ABOUT THIS EXERCISE »
Would you write out the entries below word for word, omitting the pictures?

MATERIAL TO PROCESS »
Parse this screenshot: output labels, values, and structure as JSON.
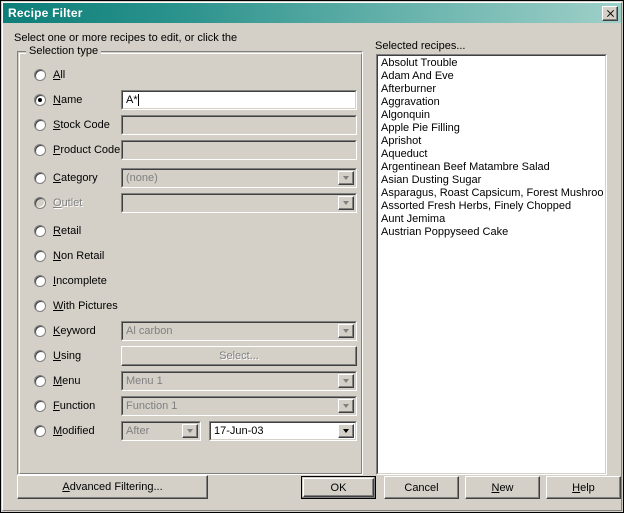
{
  "window": {
    "title": "Recipe Filter",
    "close_icon": "close-icon"
  },
  "header": {
    "hint": "Select one or more recipes to edit, or click the",
    "list_label": "Selected recipes..."
  },
  "group": {
    "title": "Selection type"
  },
  "options": [
    {
      "id": "all",
      "label": "All",
      "accel": "A",
      "checked": false,
      "enabled": true,
      "control": "none"
    },
    {
      "id": "name",
      "label": "Name",
      "accel": "N",
      "checked": true,
      "enabled": true,
      "control": "text",
      "value": "A*",
      "control_enabled": true
    },
    {
      "id": "stock-code",
      "label": "Stock Code",
      "accel": "S",
      "checked": false,
      "enabled": true,
      "control": "text",
      "value": "",
      "control_enabled": false
    },
    {
      "id": "product-code",
      "label": "Product Code",
      "accel": "P",
      "checked": false,
      "enabled": true,
      "control": "text",
      "value": "",
      "control_enabled": false
    },
    {
      "id": "category",
      "label": "Category",
      "accel": "C",
      "checked": false,
      "enabled": true,
      "control": "combo",
      "value": "(none)",
      "control_enabled": false
    },
    {
      "id": "outlet",
      "label": "Outlet",
      "accel": "O",
      "checked": false,
      "enabled": false,
      "control": "combo",
      "value": "",
      "control_enabled": false
    },
    {
      "id": "retail",
      "label": "Retail",
      "accel": "R",
      "checked": false,
      "enabled": true,
      "control": "none"
    },
    {
      "id": "non-retail",
      "label": "Non Retail",
      "accel": "N",
      "checked": false,
      "enabled": true,
      "control": "none"
    },
    {
      "id": "incomplete",
      "label": "Incomplete",
      "accel": "I",
      "checked": false,
      "enabled": true,
      "control": "none"
    },
    {
      "id": "with-pictures",
      "label": "With Pictures",
      "accel": "W",
      "checked": false,
      "enabled": true,
      "control": "none"
    },
    {
      "id": "keyword",
      "label": "Keyword",
      "accel": "K",
      "checked": false,
      "enabled": true,
      "control": "combo",
      "value": "Al carbon",
      "control_enabled": false
    },
    {
      "id": "using",
      "label": "Using",
      "accel": "U",
      "checked": false,
      "enabled": true,
      "control": "button",
      "value": "Select...",
      "control_enabled": false
    },
    {
      "id": "menu",
      "label": "Menu",
      "accel": "M",
      "checked": false,
      "enabled": true,
      "control": "combo",
      "value": "Menu 1",
      "control_enabled": false
    },
    {
      "id": "function",
      "label": "Function",
      "accel": "F",
      "checked": false,
      "enabled": true,
      "control": "combo",
      "value": "Function 1",
      "control_enabled": false
    },
    {
      "id": "modified",
      "label": "Modified",
      "accel": "M",
      "checked": false,
      "enabled": true,
      "control": "modified",
      "value": "After",
      "control_enabled": false,
      "date_value": "17-Jun-03",
      "date_enabled": true
    }
  ],
  "recipes": [
    "Absolut Trouble",
    "Adam And Eve",
    "Afterburner",
    "Aggravation",
    "Algonquin",
    "Apple Pie Filling",
    "Aprishot",
    "Aqueduct",
    "Argentinean Beef Matambre Salad",
    "Asian Dusting Sugar",
    "Asparagus, Roast Capsicum, Forest Mushroom &",
    "Assorted Fresh Herbs, Finely Chopped",
    "Aunt Jemima",
    "Austrian Poppyseed Cake"
  ],
  "buttons": {
    "advanced": {
      "label": "Advanced Filtering...",
      "accel": "A"
    },
    "ok": {
      "label": "OK",
      "accel": "",
      "default": true
    },
    "cancel": {
      "label": "Cancel",
      "accel": ""
    },
    "new": {
      "label": "New",
      "accel": "N"
    },
    "help": {
      "label": "Help",
      "accel": "H"
    }
  },
  "colors": {
    "face": "#d4d0c8",
    "title_start": "#0c7e78",
    "title_end": "#9ed0c8",
    "field_bg": "#ffffff",
    "disabled_text": "#808080"
  }
}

PROBLEM SOLUTION »
Parse this screenshot: output labels, values, and structure as JSON.
{
  "window": {
    "title": "Recipe Filter",
    "close_icon": "close-icon"
  },
  "header": {
    "hint": "Select one or more recipes to edit, or click the",
    "list_label": "Selected recipes..."
  },
  "group": {
    "title": "Selection type"
  },
  "options": [
    {
      "id": "all",
      "label": "All",
      "accel": "A",
      "checked": false,
      "enabled": true,
      "control": "none"
    },
    {
      "id": "name",
      "label": "Name",
      "accel": "N",
      "checked": true,
      "enabled": true,
      "control": "text",
      "value": "A*",
      "control_enabled": true
    },
    {
      "id": "stock-code",
      "label": "Stock Code",
      "accel": "S",
      "checked": false,
      "enabled": true,
      "control": "text",
      "value": "",
      "control_enabled": false
    },
    {
      "id": "product-code",
      "label": "Product Code",
      "accel": "P",
      "checked": false,
      "enabled": true,
      "control": "text",
      "value": "",
      "control_enabled": false
    },
    {
      "id": "category",
      "label": "Category",
      "accel": "C",
      "checked": false,
      "enabled": true,
      "control": "combo",
      "value": "(none)",
      "control_enabled": false
    },
    {
      "id": "outlet",
      "label": "Outlet",
      "accel": "O",
      "checked": false,
      "enabled": false,
      "control": "combo",
      "value": "",
      "control_enabled": false
    },
    {
      "id": "retail",
      "label": "Retail",
      "accel": "R",
      "checked": false,
      "enabled": true,
      "control": "none"
    },
    {
      "id": "non-retail",
      "label": "Non Retail",
      "accel": "N",
      "checked": false,
      "enabled": true,
      "control": "none"
    },
    {
      "id": "incomplete",
      "label": "Incomplete",
      "accel": "I",
      "checked": false,
      "enabled": true,
      "control": "none"
    },
    {
      "id": "with-pictures",
      "label": "With Pictures",
      "accel": "W",
      "checked": false,
      "enabled": true,
      "control": "none"
    },
    {
      "id": "keyword",
      "label": "Keyword",
      "accel": "K",
      "checked": false,
      "enabled": true,
      "control": "combo",
      "value": "Al carbon",
      "control_enabled": false
    },
    {
      "id": "using",
      "label": "Using",
      "accel": "U",
      "checked": false,
      "enabled": true,
      "control": "button",
      "value": "Select...",
      "control_enabled": false
    },
    {
      "id": "menu",
      "label": "Menu",
      "accel": "M",
      "checked": false,
      "enabled": true,
      "control": "combo",
      "value": "Menu 1",
      "control_enabled": false
    },
    {
      "id": "function",
      "label": "Function",
      "accel": "F",
      "checked": false,
      "enabled": true,
      "control": "combo",
      "value": "Function 1",
      "control_enabled": false
    },
    {
      "id": "modified",
      "label": "Modified",
      "accel": "M",
      "checked": false,
      "enabled": true,
      "control": "modified",
      "value": "After",
      "control_enabled": false,
      "date_value": "17-Jun-03",
      "date_enabled": true
    }
  ],
  "recipes": [
    "Absolut Trouble",
    "Adam And Eve",
    "Afterburner",
    "Aggravation",
    "Algonquin",
    "Apple Pie Filling",
    "Aprishot",
    "Aqueduct",
    "Argentinean Beef Matambre Salad",
    "Asian Dusting Sugar",
    "Asparagus, Roast Capsicum, Forest Mushroom &",
    "Assorted Fresh Herbs, Finely Chopped",
    "Aunt Jemima",
    "Austrian Poppyseed Cake"
  ],
  "buttons": {
    "advanced": {
      "label": "Advanced Filtering...",
      "accel": "A"
    },
    "ok": {
      "label": "OK",
      "accel": "",
      "default": true
    },
    "cancel": {
      "label": "Cancel",
      "accel": ""
    },
    "new": {
      "label": "New",
      "accel": "N"
    },
    "help": {
      "label": "Help",
      "accel": "H"
    }
  },
  "colors": {
    "face": "#d4d0c8",
    "title_start": "#0c7e78",
    "title_end": "#9ed0c8",
    "field_bg": "#ffffff",
    "disabled_text": "#808080"
  }
}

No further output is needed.